Jody King, who grew up in Warwick, attended Pilgrim High School, served in the US Marine Corps and these days is most recognized for quahogging and his love of the Bay has encountered racism on …
Jody King, who grew up in Warwick, attended Pilgrim High School, served in the US Marine Corps and these days is most recognized for quahogging and his love of the Bay has encountered racism on occasion and in some cases dealt with it directly, but not until last Thursday did he feel uncomfortable living where he does in Oakland Beach.
Early Thursday, King left his house to walk to the marina where he keeps his boat when he saw a flyer about 5x7 inches lying in the street next to his truck. He picked it up and started reading. In part it reads, “above all, we stand for the security and prosperity of white New Englanders. Our motivations to carry out this mission do not come from a place of hatred, but love for our own people. No one else will protect us.”
He looked around and realized he was holding one of scores of flyers that had been broadcast on his street in what seemed like a distribution targeted at him and a neighbor who lived down the street with mixed-race daughters. He checked neighboring streets off Pequot Drive and didn’t see any flyers.

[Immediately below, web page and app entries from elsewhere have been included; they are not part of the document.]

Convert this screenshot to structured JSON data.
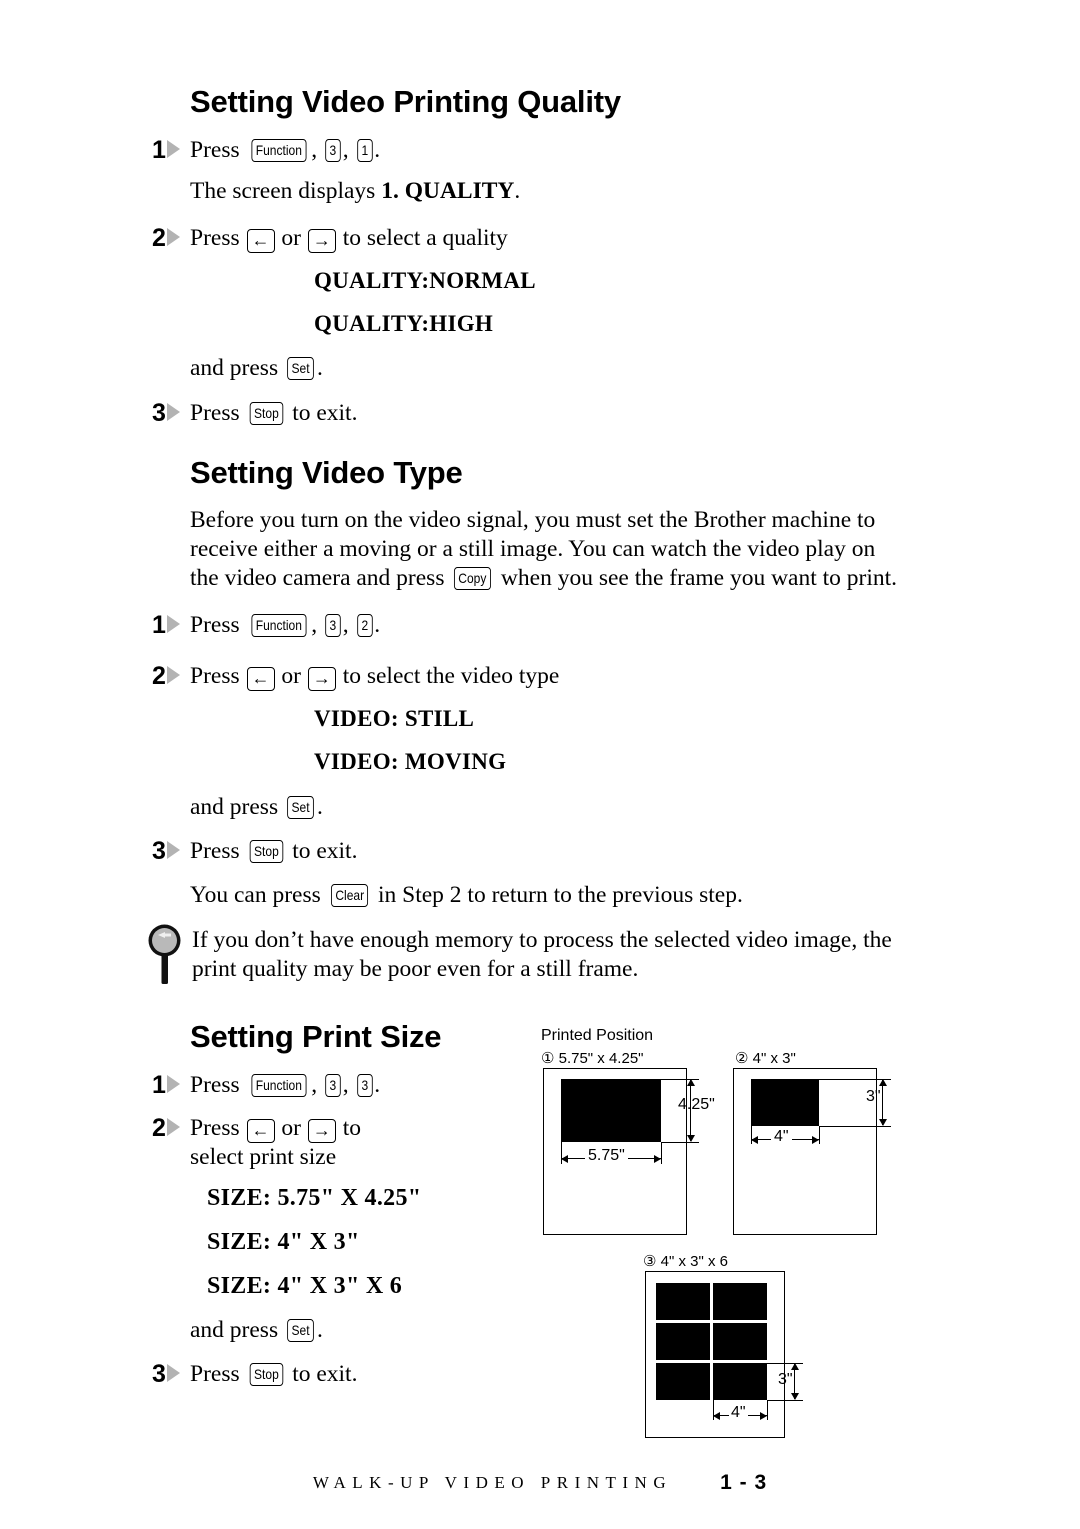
{
  "sections": [
    {
      "heading": "Setting Video Printing Quality",
      "steps": [
        {
          "num": "1",
          "pre": "Press ",
          "keys": [
            "Function",
            "3",
            "1"
          ],
          "post": "."
        },
        {
          "num": "",
          "text_before": "The screen displays ",
          "bold": "1. QUALITY",
          "text_after": "."
        },
        {
          "num": "2",
          "pre": "Press ",
          "arrows": [
            "←",
            "→"
          ],
          "mid": " or ",
          "post": " to select a quality"
        }
      ],
      "options": [
        "QUALITY:NORMAL",
        "QUALITY:HIGH"
      ],
      "and_press": "and press ",
      "set_key": "Set",
      "and_press_end": ".",
      "exit_num": "3",
      "exit_pre": "Press ",
      "exit_key": "Stop",
      "exit_post": " to exit."
    },
    {
      "heading": "Setting Video Type",
      "intro_1": "Before you turn on the video signal, you must set the Brother machine to",
      "intro_2": "receive either a moving or a still image. You can watch the video play on",
      "intro_3a": "the video camera and press ",
      "intro_copy_key": "Copy",
      "intro_3b": " when you see the frame you want to print.",
      "step1_pre": "Press ",
      "step1_keys": [
        "Function",
        "3",
        "2"
      ],
      "step1_post": ".",
      "step2_pre": "Press ",
      "step2_mid": " or ",
      "step2_post": " to select the video type",
      "options": [
        "VIDEO: STILL",
        "VIDEO: MOVING"
      ],
      "clear_pre": "You can press ",
      "clear_key": "Clear",
      "clear_post": " in Step 2 to return to the previous step."
    },
    {
      "heading": "Setting Print Size",
      "step1_pre": "Press ",
      "step1_keys": [
        "Function",
        "3",
        "3"
      ],
      "step1_post": ".",
      "step2_pre": "Press ",
      "step2_mid": " or ",
      "step2_post": " to",
      "step2_line2": "select print size",
      "options": [
        "SIZE: 5.75\" X 4.25\"",
        "SIZE: 4\" X 3\"",
        "SIZE: 4\" X 3\" X 6"
      ]
    }
  ],
  "note": {
    "line1": "If you don’t have enough memory to process the selected video image, the",
    "line2": "print quality may be poor even for a still frame."
  },
  "common": {
    "and_press": "and press ",
    "set_key": "Set",
    "period": ".",
    "press": "Press ",
    "stop_key": "Stop",
    "to_exit": " to exit.",
    "step_1": "1",
    "step_2": "2",
    "step_3": "3",
    "arrow_left": "←",
    "arrow_right": "→"
  },
  "diagram": {
    "title": "Printed Position",
    "fig1": {
      "label": "① 5.75\" x 4.25\"",
      "width_dim": "5.75\"",
      "height_dim": "4.25\""
    },
    "fig2": {
      "label": "② 4\" x 3\"",
      "width_dim": "4\"",
      "height_dim": "3\""
    },
    "fig3": {
      "label": "③ 4\" x 3\" x 6",
      "width_dim": "4\"",
      "height_dim": "3\""
    }
  },
  "footer": {
    "title": "WALK-UP VIDEO PRINTING",
    "page": "1 - 3"
  }
}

King was mildly irritated until he called a TV news reporter he has known for years. She told him to call the State Police and the Attorney General that this was a possible hate crime. The flyers suddenly went from being a prank to something far more serious.
Warwick Police responded and King handed over the flyers he collected. That afternoon Warwick Chief Col. Brad Connor said he doesn’t believe the incident to be linked to the distribution of anti-Semitic flyers that were individually enclosed in plastic sandwich bags with pellets that some people thought was rat poison, but turned out to be wood stove pellets. Police put out photographs of those flyers along with photos of two cars thought to have used in their distribution. King said those flyers were dropped on properties belonging to Jews as well as others. They were not distributed on his street.
Connor pointed out the flyers picked up by King claim to come from a New England social club of nationalists. The flyer says the group is focused on building a network of likeminded men and women dedicated to defending their lands and their people. “We oppose the criminal anti-American & anti-white street gangs such as MS13, Black Lives Matter and Antifa. We are for us. By us. And against those against us.”
“There are two ways to deal with bullies,” says King. He prefers to have “discussions” with them but if he has to, he’ll fight. In this case there is no one to confront. He views the dissemination of flyers as cowardly.
Yet he feels uneasy with what has happened. He’s not comfortable leaving his house, fearing if something was to happen it could harm his wife and pets.
King has faced racism from a young age.
“I’ve been beaten and stabbed in Warwick.”
The stabbing occurred when he stopped in for a beer at the Shack on his way home from work more than 35 years ago. King was 18 or 19 (the minimum age for the consumption of alcohol was 18 at the time). As King sat at the bar, he noticed a man at the end of the bar with a near empty glass in front of him. King didn’t recognize the man but told the bartender to get him a beer. When the beer arrived the man slid over to the stool next to King, demanding to know with the use of a lot of expletives, what he thought he was doing. At the same time he pulled out a knife and sliced at King’s side. Fortunately, King was wearing a leather coat with a heavy lining. The knife cut the coat but not King.
The bartender grabbed the man, threw him out and threatened to kill him if he returned, King said.
King said a lot has happened during his life but, “if you ever scorn me in a racial way I’ll remember it.”
King said one of his college teachers remarked on his ability “to defuse a room.” King explains he makes a point of meeting people, talking with people and not prejudging them.
“I’m here and I’m not a bad guy,” he says.
He recognizes “there are bad apples everywhere…but you don’t let it defeat you.”
On Thursday, King took his frustration out on the quahogs. Despite the windy and rough conditions he raked in “583 pieces in three hours.” When he got home he called the Attorney General. He aims to pursue this.
He said he lives by the saying he has on his card, “Good, better, best…never let it rest until good is better and better is best.”
Reached on Monday for an update on the police investigation, Col. Brad wrote in an email: “We are working closely with the US Attorney’s Office and the FBI to provide them with all the evidence that we have. It’s likely that if any charges come out of this investigation it will be at the federal level and may take more time.”